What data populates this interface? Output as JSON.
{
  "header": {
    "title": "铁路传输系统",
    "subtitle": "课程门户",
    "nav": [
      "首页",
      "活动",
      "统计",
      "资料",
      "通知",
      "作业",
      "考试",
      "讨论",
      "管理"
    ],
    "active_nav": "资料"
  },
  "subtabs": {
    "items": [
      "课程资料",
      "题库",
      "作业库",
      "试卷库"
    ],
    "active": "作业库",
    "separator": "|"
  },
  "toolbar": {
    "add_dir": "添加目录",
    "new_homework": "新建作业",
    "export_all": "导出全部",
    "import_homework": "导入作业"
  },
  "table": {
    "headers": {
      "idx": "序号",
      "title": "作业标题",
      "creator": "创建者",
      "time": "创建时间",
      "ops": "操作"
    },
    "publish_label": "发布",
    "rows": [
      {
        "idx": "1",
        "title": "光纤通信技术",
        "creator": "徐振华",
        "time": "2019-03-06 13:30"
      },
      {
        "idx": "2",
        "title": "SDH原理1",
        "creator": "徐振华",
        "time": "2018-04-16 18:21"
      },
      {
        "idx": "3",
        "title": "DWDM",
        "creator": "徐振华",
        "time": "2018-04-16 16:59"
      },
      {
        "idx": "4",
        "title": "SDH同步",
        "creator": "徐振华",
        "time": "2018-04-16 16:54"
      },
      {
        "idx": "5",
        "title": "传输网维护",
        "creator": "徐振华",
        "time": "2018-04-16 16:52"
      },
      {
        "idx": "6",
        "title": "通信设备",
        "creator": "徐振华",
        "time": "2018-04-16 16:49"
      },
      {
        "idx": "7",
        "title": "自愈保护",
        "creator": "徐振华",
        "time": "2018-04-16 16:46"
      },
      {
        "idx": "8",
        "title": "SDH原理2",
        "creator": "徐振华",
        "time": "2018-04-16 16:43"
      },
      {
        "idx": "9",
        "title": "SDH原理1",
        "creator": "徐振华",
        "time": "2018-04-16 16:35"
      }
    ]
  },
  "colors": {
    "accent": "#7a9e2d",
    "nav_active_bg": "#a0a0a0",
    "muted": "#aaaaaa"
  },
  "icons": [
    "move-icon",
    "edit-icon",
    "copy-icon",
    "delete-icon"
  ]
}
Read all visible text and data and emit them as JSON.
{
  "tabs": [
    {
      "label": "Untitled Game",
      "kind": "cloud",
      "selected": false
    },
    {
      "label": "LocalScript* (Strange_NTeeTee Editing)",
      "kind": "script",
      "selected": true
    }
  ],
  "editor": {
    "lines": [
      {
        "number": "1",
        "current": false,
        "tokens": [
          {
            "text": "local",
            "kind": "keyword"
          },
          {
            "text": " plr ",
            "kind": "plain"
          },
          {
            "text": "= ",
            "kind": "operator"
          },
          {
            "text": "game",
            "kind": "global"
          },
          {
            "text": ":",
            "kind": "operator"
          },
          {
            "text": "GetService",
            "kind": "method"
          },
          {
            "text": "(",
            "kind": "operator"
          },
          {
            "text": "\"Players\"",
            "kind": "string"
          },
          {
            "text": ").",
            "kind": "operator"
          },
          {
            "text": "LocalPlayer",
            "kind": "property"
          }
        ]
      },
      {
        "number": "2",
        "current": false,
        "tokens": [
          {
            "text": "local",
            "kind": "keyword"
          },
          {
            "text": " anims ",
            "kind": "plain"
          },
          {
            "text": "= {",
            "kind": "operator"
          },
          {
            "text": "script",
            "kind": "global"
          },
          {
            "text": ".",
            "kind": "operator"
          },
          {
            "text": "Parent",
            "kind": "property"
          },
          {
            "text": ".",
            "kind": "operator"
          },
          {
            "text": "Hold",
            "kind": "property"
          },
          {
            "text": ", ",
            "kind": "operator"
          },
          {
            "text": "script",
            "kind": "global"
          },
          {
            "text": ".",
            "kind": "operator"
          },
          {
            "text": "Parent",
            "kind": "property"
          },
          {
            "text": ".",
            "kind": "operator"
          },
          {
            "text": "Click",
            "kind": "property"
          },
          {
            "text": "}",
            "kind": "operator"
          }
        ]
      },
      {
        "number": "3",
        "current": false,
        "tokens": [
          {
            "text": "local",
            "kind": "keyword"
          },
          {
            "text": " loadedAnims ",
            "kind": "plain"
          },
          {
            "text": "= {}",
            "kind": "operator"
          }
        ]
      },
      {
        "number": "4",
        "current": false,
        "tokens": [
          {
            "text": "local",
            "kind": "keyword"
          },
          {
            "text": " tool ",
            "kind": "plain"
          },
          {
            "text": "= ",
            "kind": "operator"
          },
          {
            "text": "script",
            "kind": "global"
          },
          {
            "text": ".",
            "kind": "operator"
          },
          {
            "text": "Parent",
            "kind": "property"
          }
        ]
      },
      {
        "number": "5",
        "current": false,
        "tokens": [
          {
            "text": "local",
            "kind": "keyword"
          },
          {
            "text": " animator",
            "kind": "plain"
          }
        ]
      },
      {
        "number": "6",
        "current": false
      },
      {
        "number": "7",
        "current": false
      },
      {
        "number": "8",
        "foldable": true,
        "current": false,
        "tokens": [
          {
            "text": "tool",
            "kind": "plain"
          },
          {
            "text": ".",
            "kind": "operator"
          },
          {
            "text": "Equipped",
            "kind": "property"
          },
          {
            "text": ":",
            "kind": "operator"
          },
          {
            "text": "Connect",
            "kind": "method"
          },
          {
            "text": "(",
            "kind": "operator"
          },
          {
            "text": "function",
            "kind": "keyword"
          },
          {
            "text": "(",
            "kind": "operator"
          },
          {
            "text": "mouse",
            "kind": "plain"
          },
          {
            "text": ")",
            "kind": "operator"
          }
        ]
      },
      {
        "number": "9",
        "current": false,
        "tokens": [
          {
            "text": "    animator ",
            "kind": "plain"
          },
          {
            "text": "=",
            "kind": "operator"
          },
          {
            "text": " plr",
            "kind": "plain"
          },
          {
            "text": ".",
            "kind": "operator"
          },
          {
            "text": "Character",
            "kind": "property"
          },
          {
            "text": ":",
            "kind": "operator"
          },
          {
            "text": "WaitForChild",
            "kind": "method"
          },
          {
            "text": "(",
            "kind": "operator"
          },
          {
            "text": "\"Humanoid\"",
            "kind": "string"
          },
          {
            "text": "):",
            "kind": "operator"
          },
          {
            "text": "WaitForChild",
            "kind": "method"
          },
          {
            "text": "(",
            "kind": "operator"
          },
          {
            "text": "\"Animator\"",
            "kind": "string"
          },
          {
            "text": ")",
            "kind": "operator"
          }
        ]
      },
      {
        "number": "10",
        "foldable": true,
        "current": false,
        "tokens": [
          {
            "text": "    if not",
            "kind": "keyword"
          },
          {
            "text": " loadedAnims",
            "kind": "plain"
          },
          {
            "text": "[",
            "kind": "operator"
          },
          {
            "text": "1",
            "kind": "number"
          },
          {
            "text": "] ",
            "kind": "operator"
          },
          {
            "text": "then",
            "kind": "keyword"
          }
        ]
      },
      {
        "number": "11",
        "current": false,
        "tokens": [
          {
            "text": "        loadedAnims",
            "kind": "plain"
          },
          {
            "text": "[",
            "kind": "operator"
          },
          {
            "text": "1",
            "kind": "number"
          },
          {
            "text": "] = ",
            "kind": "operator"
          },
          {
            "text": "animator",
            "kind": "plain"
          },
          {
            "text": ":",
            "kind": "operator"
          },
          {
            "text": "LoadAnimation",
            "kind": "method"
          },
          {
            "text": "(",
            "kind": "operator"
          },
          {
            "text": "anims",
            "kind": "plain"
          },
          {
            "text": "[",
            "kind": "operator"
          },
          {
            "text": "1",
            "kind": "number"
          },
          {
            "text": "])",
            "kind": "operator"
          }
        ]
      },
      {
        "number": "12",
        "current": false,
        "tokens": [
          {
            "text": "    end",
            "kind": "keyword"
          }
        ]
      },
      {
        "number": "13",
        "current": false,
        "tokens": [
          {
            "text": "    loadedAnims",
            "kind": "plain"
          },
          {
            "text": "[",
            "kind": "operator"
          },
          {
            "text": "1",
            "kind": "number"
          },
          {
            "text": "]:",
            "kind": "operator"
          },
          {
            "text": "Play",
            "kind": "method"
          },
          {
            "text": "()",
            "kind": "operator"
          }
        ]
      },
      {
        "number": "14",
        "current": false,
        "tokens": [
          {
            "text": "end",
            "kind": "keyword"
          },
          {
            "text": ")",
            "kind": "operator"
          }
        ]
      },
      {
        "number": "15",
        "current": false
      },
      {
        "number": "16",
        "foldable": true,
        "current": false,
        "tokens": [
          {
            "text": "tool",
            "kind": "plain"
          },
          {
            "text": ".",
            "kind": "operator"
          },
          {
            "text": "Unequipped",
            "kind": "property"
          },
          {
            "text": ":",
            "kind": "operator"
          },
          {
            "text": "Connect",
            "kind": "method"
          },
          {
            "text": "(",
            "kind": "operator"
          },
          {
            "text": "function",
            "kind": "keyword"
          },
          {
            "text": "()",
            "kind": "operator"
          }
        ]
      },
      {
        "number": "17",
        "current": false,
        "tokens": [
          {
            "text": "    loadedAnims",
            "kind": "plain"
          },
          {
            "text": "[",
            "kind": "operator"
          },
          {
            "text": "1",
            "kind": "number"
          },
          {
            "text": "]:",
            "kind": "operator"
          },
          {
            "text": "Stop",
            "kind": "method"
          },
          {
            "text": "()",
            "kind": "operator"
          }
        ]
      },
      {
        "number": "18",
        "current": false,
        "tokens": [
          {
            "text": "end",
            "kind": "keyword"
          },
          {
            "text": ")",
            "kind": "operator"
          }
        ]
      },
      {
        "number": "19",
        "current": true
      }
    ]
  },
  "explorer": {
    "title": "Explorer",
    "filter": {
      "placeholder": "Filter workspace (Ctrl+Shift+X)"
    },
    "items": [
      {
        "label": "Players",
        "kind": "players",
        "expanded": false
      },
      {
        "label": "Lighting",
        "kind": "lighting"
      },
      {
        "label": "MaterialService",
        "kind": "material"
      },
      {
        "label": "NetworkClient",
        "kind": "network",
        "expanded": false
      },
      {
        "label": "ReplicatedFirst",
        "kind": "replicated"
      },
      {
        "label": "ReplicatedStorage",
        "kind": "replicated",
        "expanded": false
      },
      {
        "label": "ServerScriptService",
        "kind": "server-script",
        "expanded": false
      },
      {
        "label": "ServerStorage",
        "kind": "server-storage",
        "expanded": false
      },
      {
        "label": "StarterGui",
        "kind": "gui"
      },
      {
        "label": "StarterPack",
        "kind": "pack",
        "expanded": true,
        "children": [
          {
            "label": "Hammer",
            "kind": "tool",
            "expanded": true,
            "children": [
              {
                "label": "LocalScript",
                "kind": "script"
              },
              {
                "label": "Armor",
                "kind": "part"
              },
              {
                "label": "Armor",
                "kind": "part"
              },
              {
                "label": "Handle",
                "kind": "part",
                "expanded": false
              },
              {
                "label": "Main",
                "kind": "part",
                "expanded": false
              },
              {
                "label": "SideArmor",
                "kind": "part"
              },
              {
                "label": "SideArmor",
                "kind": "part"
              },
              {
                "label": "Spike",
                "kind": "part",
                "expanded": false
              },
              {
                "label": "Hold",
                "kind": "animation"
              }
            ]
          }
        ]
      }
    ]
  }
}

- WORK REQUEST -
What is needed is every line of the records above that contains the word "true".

- ANSWER FOR THIS EXERCISE -
      "selected": true
        "foldable": true,
        "foldable": true,
        "foldable": true,
        "current": true
        "expanded": true,
            "expanded": true,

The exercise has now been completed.